“I’ve been really into spatial projections,” he says, referring to a technique used by composer Alvin Lucier in “I Am Sitting in a Room.” As the piece unfolds over the course of roughly 45 minutes, Lucier’s narration takes on more harmonics and gradually grows unrecognizable as a human voice. Recording Good Living, Schnug became more enamored with the “character of a wall” and “extreme space.” Their studio’s natural environment is as central to the record’s sound as the tumbling drums and incendiary vocals. The title track’s stop-start rhythms accentuate the space between Mondal’s staccato bass plucks and Schnug’s quarter-note drum pattern, augmenting the uneasy omens of change hinted at in the lyrics.

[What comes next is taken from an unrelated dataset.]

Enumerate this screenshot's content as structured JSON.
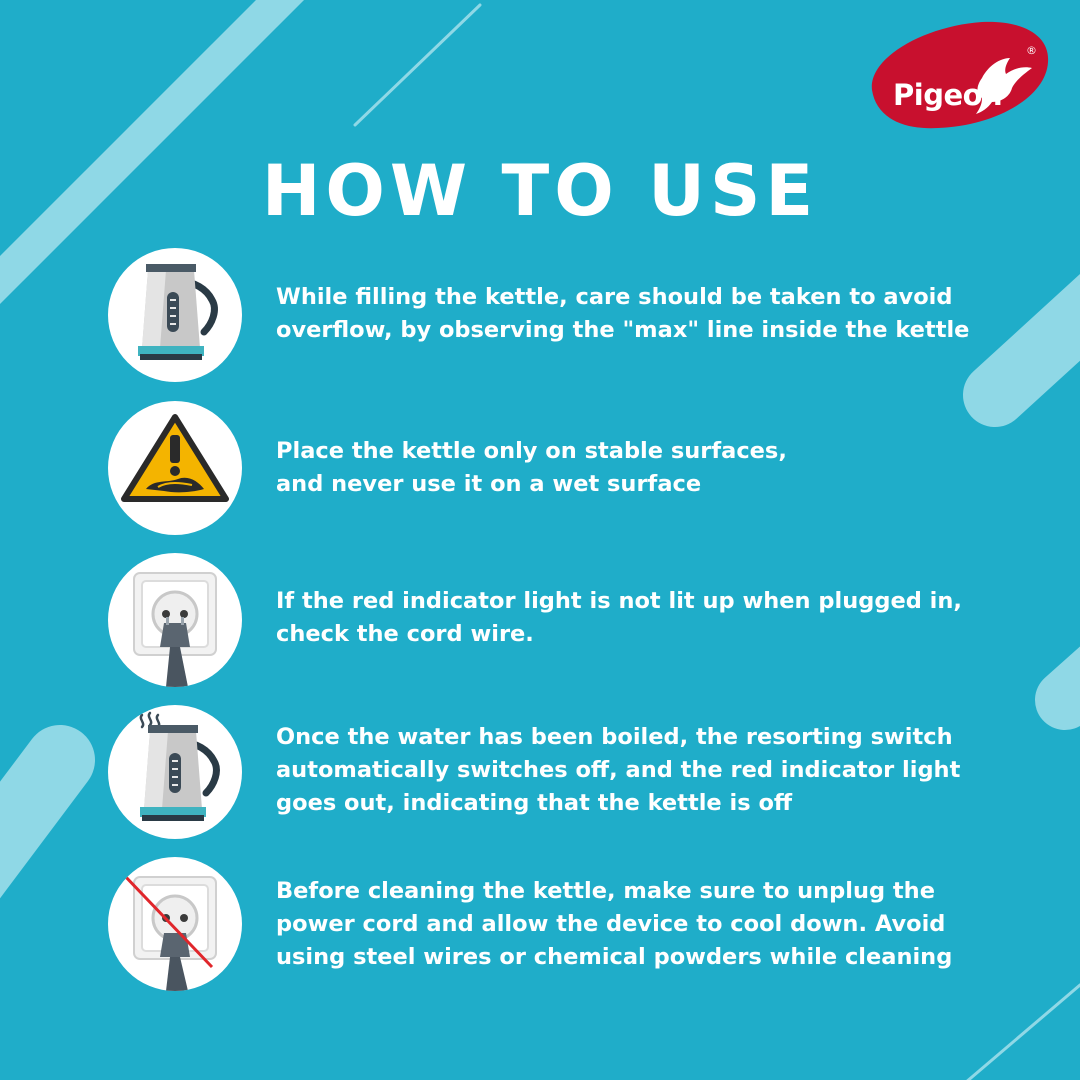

Still, Schnug doesn’t identify as a “capital-E Engineer.” Schnug pursued a PhD at Harvard in Visual and Environmental Studies—academic speak for film and arts criticism—and he approaches recording like painting, adding layers and shades where he sees fit. “I’m not very gear-deterministic,” he adds.
Eventually, we leave their house and make our way to some of Mondal and Schnug’s favorite spots in downtown Lawrence. This includes a stationery shop with a purportedly haunted bathroom and a toy store with a human-sized Mario piñata in the front window. As they show me around town, it’s clear they’ve become bona fide locals. When we stop by Love Garden Sounds, a beloved record store on the city’s main drag, they chat with patrons and employees alike, all of whom they’ve evidently befriended since their move to the middle of the country. While I’m off browsing the crates at one end of the store, I spot Mondal at the cash register from afar, discussing the new shipment of Good Living vinyl that recently arrived. Her excitement, even from a distance, is palpable.
Later, at the Pope brothers-owned cocktail bar the Bourgeois Pig, the conversation turns to video games. More specifically, the cult-favorite farming life-sim Stardew Valley. Eric Barone, the game’s creator, is currently working on a game titled The Haunted Chocolatier, which the duo is eagerly awaiting the release of, though Schnug believes it’s “at least a few years out.” Mondal briefly worked at a chocolate shop while they lived in Boston, and in the initial throes of the pandemic she learned how to make homemade chocolates while immersing herself in Stardew Valley. “Maybe I manifested The Haunted Chocolatier,” she muses. Like Good Living Is Coming for You, it sounds like food surrealism at its zenith.